Problem statement → Report, word for word, every line of the material that contains "Multas".

Recorded information →
______________________________

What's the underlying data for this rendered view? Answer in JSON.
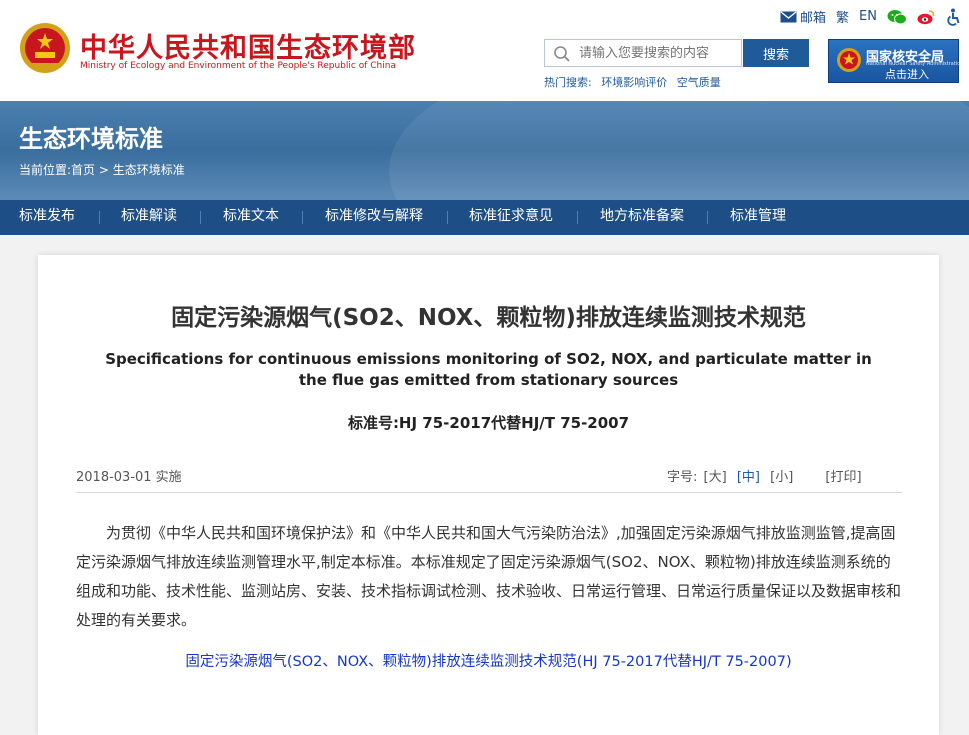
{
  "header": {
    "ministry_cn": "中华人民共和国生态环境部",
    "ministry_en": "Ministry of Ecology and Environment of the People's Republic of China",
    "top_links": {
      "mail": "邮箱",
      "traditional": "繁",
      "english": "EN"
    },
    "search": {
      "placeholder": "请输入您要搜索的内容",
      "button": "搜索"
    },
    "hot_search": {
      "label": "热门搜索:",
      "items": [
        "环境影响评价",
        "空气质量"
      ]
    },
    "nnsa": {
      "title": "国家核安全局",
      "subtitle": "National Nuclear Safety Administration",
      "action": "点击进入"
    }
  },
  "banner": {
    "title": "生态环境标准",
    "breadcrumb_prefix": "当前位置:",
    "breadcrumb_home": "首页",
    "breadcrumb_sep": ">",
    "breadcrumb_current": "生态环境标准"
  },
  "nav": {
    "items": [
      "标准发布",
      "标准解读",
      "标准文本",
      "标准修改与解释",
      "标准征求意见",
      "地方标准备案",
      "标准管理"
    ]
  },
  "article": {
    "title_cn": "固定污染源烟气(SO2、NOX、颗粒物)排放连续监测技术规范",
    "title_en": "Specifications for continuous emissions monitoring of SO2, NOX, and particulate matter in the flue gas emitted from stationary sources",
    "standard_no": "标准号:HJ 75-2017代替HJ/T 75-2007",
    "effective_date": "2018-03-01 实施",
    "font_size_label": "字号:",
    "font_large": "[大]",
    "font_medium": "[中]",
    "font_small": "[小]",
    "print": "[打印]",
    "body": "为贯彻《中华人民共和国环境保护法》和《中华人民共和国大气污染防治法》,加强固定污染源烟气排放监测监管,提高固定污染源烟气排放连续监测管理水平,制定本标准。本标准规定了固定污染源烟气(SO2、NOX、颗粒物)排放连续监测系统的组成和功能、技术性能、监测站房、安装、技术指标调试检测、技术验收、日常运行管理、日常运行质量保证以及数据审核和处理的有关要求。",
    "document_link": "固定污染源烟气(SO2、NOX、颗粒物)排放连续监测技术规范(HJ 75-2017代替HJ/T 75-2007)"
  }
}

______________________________

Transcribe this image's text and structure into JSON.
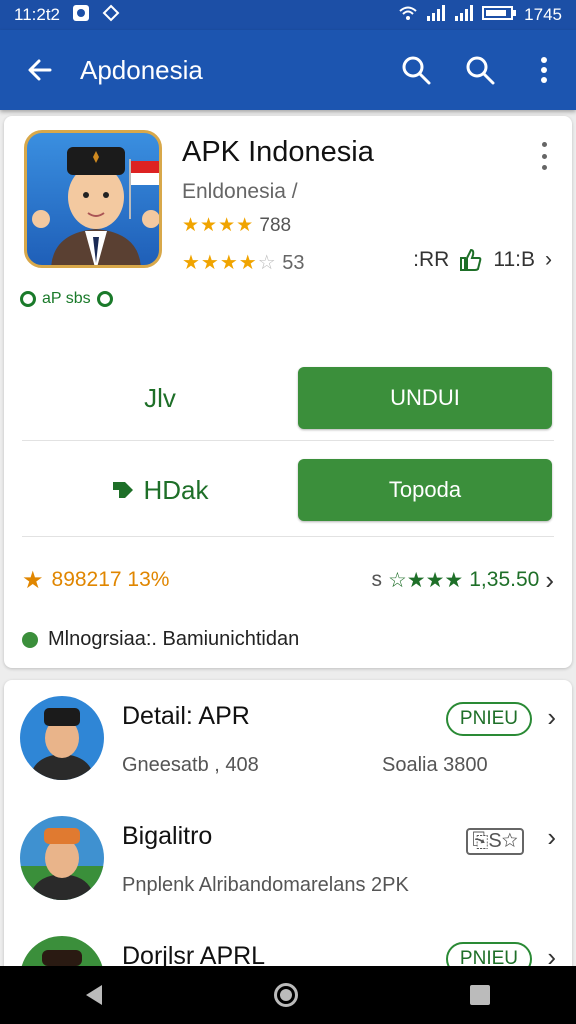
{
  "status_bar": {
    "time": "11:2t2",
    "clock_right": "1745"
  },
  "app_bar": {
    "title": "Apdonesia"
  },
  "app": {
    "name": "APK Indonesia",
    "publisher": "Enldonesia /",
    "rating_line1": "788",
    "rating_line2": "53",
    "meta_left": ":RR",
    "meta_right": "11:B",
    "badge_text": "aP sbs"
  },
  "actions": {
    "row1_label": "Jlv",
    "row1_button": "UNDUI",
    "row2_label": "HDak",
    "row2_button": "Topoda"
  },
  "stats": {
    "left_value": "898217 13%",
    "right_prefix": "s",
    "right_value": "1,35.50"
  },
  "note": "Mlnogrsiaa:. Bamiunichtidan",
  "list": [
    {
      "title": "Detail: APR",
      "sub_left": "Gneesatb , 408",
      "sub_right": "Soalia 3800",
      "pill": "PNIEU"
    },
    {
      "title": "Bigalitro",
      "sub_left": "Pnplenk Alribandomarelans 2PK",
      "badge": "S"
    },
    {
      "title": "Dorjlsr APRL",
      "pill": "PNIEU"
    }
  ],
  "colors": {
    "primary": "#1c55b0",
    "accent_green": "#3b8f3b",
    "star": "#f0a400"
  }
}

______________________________

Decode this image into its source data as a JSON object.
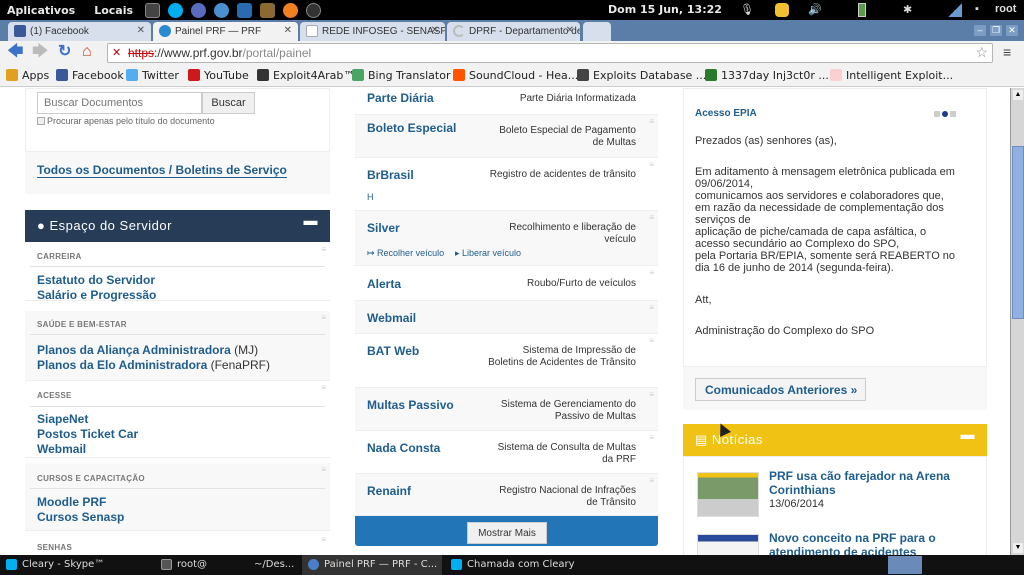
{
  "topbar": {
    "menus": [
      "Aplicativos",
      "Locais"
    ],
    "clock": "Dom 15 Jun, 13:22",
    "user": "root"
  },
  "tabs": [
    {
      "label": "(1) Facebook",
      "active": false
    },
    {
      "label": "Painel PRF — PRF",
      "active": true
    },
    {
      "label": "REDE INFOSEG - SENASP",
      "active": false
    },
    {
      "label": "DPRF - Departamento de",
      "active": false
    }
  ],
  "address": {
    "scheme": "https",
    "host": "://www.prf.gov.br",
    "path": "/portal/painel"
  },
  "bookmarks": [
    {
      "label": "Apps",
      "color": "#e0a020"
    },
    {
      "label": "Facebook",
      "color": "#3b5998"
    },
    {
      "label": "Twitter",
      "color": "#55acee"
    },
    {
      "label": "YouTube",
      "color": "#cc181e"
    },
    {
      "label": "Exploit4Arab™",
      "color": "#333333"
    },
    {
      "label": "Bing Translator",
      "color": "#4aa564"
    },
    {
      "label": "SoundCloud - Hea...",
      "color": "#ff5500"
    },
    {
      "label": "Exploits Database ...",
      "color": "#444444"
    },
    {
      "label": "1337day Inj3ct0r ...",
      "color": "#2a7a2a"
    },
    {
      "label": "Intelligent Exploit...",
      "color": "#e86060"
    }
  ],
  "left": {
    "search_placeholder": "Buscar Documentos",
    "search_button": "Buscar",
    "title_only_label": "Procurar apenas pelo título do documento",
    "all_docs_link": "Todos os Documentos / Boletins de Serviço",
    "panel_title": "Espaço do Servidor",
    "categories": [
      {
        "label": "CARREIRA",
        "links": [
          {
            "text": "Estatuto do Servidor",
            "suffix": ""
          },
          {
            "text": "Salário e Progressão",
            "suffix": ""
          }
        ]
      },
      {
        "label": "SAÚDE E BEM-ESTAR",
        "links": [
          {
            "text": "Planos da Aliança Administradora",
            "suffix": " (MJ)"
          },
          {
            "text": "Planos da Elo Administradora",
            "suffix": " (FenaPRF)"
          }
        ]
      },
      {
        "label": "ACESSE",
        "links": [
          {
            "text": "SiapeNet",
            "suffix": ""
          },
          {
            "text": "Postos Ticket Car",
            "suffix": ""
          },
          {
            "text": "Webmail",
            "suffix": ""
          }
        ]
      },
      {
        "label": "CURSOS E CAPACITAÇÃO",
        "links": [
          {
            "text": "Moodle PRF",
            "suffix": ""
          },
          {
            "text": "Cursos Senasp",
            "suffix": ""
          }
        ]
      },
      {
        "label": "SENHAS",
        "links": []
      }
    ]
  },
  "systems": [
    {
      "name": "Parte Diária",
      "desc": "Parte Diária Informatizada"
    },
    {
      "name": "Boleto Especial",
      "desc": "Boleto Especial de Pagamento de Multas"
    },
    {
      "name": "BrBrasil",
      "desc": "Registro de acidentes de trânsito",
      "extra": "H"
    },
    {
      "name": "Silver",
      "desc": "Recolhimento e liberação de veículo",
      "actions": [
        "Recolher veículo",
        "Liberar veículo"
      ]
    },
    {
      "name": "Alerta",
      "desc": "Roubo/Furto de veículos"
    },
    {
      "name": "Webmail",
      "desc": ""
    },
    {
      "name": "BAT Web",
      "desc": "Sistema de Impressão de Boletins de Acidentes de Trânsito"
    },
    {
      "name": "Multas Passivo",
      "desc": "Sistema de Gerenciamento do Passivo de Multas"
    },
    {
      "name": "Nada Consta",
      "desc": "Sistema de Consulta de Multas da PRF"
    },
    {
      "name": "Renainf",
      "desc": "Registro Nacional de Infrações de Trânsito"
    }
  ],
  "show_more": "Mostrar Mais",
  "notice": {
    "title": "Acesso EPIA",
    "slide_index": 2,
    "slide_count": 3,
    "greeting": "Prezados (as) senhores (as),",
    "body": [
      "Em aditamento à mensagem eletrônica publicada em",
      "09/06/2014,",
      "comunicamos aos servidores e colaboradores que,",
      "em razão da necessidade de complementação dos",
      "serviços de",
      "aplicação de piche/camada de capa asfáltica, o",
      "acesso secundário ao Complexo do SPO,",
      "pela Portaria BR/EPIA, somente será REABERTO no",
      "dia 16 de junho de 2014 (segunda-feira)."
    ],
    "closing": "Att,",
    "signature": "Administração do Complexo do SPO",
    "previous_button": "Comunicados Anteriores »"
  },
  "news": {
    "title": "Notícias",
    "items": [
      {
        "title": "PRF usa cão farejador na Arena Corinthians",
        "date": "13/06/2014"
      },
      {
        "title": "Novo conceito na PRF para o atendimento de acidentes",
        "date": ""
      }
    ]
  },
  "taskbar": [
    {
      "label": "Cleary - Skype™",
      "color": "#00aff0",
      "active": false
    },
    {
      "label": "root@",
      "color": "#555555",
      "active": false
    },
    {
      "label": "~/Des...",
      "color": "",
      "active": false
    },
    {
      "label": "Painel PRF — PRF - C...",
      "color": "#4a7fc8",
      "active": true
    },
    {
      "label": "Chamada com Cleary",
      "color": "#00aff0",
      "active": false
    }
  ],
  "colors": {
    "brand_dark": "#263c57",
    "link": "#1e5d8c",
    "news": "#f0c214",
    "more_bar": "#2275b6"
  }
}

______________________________

Your solution →
      "desc": "Boleto Especial de Pagamento de Multas"
      "name": "Multas Passivo",
      "desc": "Sistema de Gerenciamento do Passivo de Multas"
      "desc": "Sistema de Consulta de Multas da PRF"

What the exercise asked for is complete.